BOSTON (AP) — Massachusetts refugee organisations urged the United States (US) President Trump administration on Tuesday to raise its proposed cap on refugees, noting that crises have forced millions from their homes and that the US has the resources to respond.
The US Department of State last week proposed accepting just 18,000 refugees in the fiscal year that began on Tuesday — the lowest since the humanitarian programme was created in 1980. Last year, the administration placed the cap at the then-record low of 30,000 refugees. In Barack Obama’s last year as President, he set the annual cap at 110,000 refugees.
Leaders of Oxfam America, the International Institute of New England, Catholic Charities of Boston and other groups also called on state policymakers to bolster agencies serving refugees as they deal with layoffs and closures because of cuts to the federal refugee programmeme.
The curtailment of the national refugee quota comes despite great global upheaval, said Executive Director of the Massachusetts Immigrant and Refugee Advocacy Coalition Eva Millona.

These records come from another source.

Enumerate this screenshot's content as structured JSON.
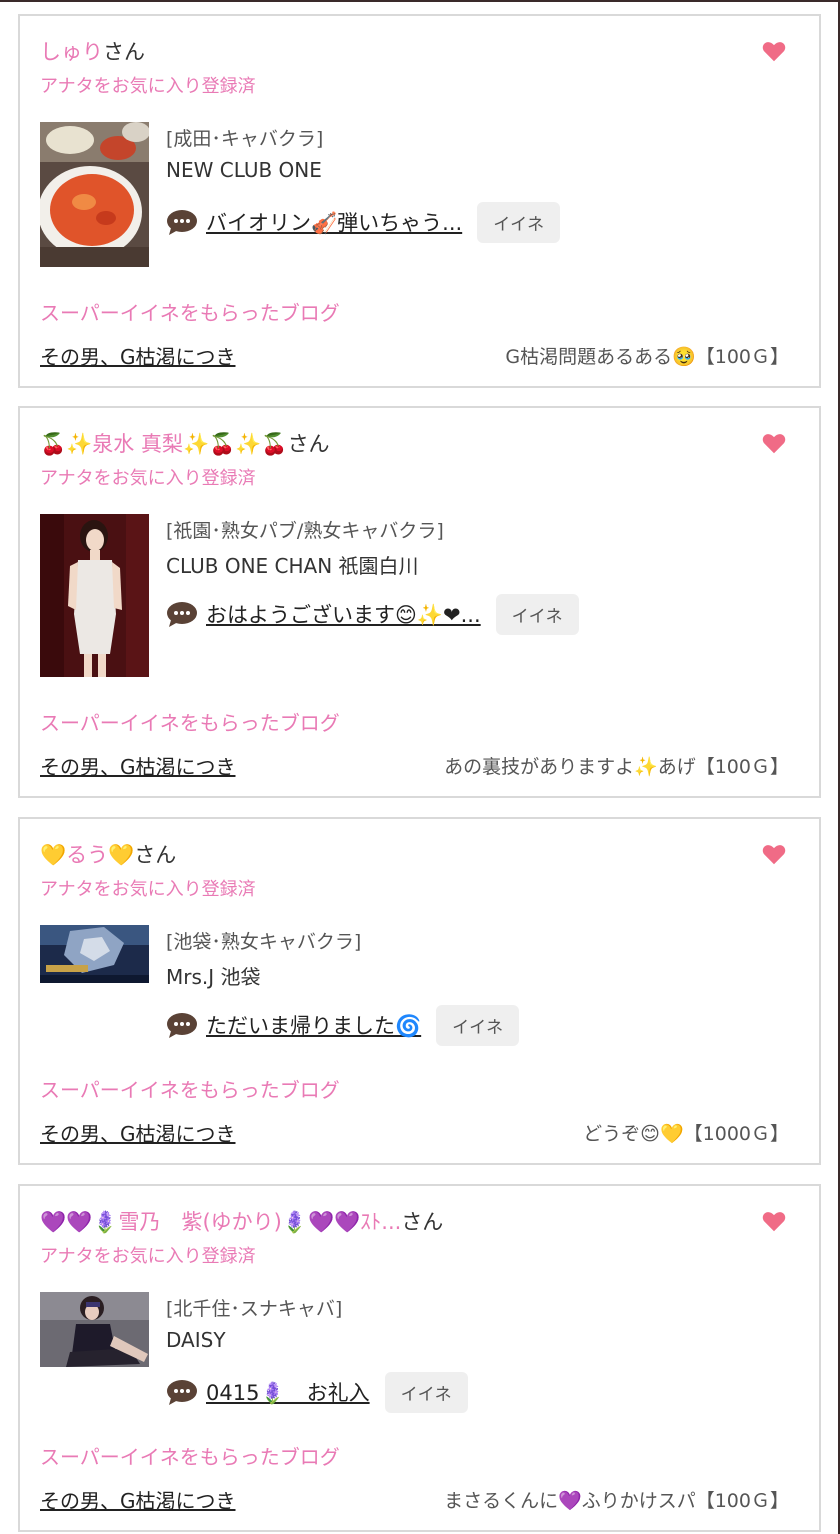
{
  "cards": [
    {
      "name_pink": "しゅり",
      "name_suffix": "さん",
      "fav_label": "アナタをお気に入り登録済",
      "shop_category": "[成田･キャバクラ]",
      "shop_name": "NEW CLUB ONE",
      "message": "バイオリン🎻弾いちゃう...",
      "iine_label": "イイネ",
      "super_label": "スーパーイイネをもらったブログ",
      "blog_link": "その男、G枯渇につき",
      "blog_title": "G枯渇問題あるある🥹【100Ｇ】"
    },
    {
      "name_pink": "🍒✨泉水 真梨✨🍒✨🍒",
      "name_suffix": "さん",
      "fav_label": "アナタをお気に入り登録済",
      "shop_category": "[祇園･熟女パブ/熟女キャバクラ]",
      "shop_name": "CLUB ONE CHAN 祇園白川",
      "message": "おはようございます😊✨❤...",
      "iine_label": "イイネ",
      "super_label": "スーパーイイネをもらったブログ",
      "blog_link": "その男、G枯渇につき",
      "blog_title": "あの裏技がありますよ✨あげ【100Ｇ】"
    },
    {
      "name_pink": "💛るう💛",
      "name_suffix": "さん",
      "fav_label": "アナタをお気に入り登録済",
      "shop_category": "[池袋･熟女キャバクラ]",
      "shop_name": "Mrs.J 池袋",
      "message": "ただいま帰りました🌀",
      "iine_label": "イイネ",
      "super_label": "スーパーイイネをもらったブログ",
      "blog_link": "その男、G枯渇につき",
      "blog_title": "どうぞ😊💛【1000Ｇ】"
    },
    {
      "name_pink": "💜💜🪻雪乃　紫(ゆかり)🪻💜💜ｽﾄ...",
      "name_suffix": "さん",
      "fav_label": "アナタをお気に入り登録済",
      "shop_category": "[北千住･スナキャバ]",
      "shop_name": "DAISY",
      "message": "0415🪻　お礼入",
      "iine_label": "イイネ",
      "super_label": "スーパーイイネをもらったブログ",
      "blog_link": "その男、G枯渇につき",
      "blog_title": "まさるくんに💜ふりかけスパ【100Ｇ】"
    }
  ],
  "colors": {
    "accent_pink": "#e97ab5",
    "heart": "#f06b86",
    "bubble": "#5a4236",
    "border": "#d9d9d9"
  },
  "icons": {
    "heart": "heart-icon",
    "speech_bubble": "speech-bubble-icon"
  }
}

Nearly 26 million refugees have had to leave their homelands due to war, political repression, religious persecution and natural disasters in recent years, she said.
“People are suffering, and we need to help,” Millona said, speaking at a forum at Oxfam’s downtown Boston office. “We have the resources”.
The Trump administration is also now requiring state and local governments to approve most refugee resettlements, which activists said on Tuesday could open the door for some states and cities to ban refugees altogether.
The State Department said in a statement resettlement in the US is just one way the administration supports refugees, citing diplomatic efforts to resolve conflicts in the Middle East and Latin America to billions of dollars in aid sent overseas for basic needs like food, shelter and healthcare.
Republican Governor Charlie Baker’s office said it remains committed to supporting refugees despite the White House policies because they’re “vital to Massachusetts’ economy, culture and civic life”.